We have tested two tools that detect content generated by ChatGPT and other artificial intelligences: GPTZero and Draft & Goal. We can review them together because both perform very well. Let’s explore the contexts in which they can be useful. We will also reveal our favorite because, although both online software are reliable, one of them stands out in particular.
Why use AI text detection software?
These two software tools, accessible from a web browser, are valuable for controlling content generated by ChatGPT and other AI systems. One of the primary concerns raised by the next-generation AI of ChatGPT is the possibility of cheating in schools and universities. For several years, teachers have already had to be wary of the internet, which is a fertile ground for plagiarism.

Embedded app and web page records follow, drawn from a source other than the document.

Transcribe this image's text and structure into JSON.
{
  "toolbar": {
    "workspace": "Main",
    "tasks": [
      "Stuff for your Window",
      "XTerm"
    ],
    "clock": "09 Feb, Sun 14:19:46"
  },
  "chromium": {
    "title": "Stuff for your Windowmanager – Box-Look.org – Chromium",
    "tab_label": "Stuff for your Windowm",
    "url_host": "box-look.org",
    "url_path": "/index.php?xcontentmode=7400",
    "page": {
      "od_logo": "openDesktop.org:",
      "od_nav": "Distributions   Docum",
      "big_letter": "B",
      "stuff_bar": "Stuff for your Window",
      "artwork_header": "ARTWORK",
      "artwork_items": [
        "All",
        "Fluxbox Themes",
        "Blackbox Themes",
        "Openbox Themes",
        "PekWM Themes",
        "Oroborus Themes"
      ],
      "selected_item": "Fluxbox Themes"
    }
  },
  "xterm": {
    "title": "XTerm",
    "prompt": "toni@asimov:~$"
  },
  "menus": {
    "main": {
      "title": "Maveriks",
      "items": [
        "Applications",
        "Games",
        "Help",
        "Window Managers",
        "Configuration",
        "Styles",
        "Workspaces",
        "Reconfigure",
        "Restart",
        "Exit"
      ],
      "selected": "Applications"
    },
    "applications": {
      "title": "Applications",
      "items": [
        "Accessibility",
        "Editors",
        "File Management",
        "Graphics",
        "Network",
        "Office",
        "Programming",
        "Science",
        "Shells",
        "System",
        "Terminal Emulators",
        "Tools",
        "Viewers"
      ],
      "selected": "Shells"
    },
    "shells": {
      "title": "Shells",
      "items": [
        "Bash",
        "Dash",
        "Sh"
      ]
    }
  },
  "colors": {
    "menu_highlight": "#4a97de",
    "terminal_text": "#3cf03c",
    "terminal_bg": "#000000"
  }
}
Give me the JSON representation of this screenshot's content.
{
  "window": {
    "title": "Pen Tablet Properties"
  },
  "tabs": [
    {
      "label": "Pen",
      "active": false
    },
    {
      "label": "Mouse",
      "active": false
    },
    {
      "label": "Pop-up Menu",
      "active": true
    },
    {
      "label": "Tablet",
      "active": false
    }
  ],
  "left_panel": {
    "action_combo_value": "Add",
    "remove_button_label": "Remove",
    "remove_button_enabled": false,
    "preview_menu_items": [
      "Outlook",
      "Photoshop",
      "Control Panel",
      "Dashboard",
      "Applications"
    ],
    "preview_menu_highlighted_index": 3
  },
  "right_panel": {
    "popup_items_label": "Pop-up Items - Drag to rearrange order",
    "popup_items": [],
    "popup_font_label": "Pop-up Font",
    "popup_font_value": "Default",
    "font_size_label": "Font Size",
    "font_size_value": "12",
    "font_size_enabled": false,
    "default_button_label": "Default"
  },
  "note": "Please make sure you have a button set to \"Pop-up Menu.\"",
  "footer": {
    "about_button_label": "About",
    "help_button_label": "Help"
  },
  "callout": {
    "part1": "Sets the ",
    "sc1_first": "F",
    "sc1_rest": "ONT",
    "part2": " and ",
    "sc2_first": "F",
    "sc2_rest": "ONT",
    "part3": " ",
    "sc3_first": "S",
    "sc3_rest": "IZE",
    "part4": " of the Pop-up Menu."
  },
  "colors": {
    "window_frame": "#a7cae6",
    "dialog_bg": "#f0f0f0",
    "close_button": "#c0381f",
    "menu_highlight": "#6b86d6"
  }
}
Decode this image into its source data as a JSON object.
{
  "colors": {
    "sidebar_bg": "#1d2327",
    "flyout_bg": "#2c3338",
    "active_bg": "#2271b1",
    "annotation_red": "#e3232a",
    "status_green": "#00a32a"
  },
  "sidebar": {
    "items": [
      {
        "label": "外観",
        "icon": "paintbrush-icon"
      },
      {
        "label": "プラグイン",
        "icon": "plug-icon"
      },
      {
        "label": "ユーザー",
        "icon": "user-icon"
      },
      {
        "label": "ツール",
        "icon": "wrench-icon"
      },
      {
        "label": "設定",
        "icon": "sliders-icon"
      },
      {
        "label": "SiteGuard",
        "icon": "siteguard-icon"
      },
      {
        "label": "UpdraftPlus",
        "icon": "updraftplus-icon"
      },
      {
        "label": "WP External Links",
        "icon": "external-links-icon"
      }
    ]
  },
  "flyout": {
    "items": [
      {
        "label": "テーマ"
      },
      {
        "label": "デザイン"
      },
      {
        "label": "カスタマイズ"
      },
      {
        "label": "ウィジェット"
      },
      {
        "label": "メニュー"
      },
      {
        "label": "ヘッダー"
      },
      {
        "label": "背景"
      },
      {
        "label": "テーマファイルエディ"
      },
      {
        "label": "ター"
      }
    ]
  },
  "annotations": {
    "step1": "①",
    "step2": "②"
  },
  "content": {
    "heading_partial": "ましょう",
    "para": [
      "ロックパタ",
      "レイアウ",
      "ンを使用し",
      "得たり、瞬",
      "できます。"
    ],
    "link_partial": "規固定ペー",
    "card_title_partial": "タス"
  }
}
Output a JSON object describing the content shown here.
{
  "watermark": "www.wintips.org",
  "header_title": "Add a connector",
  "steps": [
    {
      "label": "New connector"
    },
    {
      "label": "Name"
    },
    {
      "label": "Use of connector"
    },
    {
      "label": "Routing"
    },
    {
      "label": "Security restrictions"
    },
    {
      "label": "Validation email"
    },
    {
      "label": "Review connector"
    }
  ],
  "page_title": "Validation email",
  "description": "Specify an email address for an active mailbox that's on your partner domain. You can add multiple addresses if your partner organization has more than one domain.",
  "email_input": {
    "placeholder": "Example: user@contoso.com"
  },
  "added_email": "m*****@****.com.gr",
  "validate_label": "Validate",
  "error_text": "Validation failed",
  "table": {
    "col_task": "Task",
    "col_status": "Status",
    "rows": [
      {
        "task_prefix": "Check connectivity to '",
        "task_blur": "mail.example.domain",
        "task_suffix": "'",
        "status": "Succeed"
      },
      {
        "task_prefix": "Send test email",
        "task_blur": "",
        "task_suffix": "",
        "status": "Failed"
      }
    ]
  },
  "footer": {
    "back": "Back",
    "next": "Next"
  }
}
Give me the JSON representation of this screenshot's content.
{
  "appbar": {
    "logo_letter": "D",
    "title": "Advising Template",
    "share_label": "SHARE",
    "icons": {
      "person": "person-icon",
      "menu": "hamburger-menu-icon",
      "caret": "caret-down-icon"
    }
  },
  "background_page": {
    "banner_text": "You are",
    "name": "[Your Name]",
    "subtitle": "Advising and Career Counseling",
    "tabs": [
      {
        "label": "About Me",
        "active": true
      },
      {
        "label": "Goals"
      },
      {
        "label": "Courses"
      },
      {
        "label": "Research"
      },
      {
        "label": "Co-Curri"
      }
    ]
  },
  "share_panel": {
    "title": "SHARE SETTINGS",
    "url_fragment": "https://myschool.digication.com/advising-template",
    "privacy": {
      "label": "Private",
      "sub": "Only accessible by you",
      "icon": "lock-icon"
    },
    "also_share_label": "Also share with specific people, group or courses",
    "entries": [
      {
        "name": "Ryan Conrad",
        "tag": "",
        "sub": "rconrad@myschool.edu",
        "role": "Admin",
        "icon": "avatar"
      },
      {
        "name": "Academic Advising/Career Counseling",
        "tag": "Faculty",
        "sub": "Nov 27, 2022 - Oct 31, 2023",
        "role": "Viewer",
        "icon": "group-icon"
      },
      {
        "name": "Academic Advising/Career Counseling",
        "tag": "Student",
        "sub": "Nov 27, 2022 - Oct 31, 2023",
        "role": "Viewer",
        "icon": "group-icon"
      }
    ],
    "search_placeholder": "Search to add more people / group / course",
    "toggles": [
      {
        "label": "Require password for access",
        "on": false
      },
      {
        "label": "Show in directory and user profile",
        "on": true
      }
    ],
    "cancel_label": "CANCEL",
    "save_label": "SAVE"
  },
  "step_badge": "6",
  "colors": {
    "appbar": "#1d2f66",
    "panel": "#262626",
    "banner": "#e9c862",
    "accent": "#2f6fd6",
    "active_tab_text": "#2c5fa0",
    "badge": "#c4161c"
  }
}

With its ability to provide square, complete, and fluid answers (even though its limits and flaws are apparent), ChatGPT will inevitably make things even more challenging.
Beyond academic areas, access to such specialized text generation capabilities can compromise the authenticity of web articles. Web editors need to be extra vigilant when entrusting a mission to a content creator. It would be a shame to pay someone to copy and paste content produced by an artificial intelligence, wouldn’t it? Fortunately, detection tools were quickly put in place. What are their strengths and limitations? Is this the ideal solution?
GPTZero, Draft&Goal: two tools that convinced us
To form our opinion, we have tested both detectors (GPTZero and Draft&Goal) using some sample texts
We have good news: the results are in line with our expectations! Both programs consistently succeeded in identifying whether the text was machine-generated or human-edited.
• GPTZero clearly displays its operation using the “perplexity” system, which measures the extent to which the text was generated by an AI. In other words, the more nuanced and verbally complex the content, the more likely it is to have been constructed and shaped by an individual.
• Draft & Goal provides less precision regarding the detection criteria. It looks for an imprint left by artificial intelligence, which the program detects.
In any case, regardless of the method used, the results were reliable. Of course, we cannot guarantee that it works every time, as extensive testing would be necessary, and there may always be some doubt. However, fooling the detector is not easy, which is excellent news.
Two quality solutions, but the winner is…
We stand by our earlier statement that both text verification tools impressed us. However, GPTZero is our favorite for two reasons. Firstly, its method is highly transparent, and we know precisely why the program determines whether the text was generated by a robot or a human.
Secondly, while Draft&Goal currently offers a French interface, it cannot yet process texts in the French language. This may change in the coming weeks.
We now invite you to discover these two online tools, which have a reassuring aspect: complete replacement of machines by humans is not yet on the horizon 😉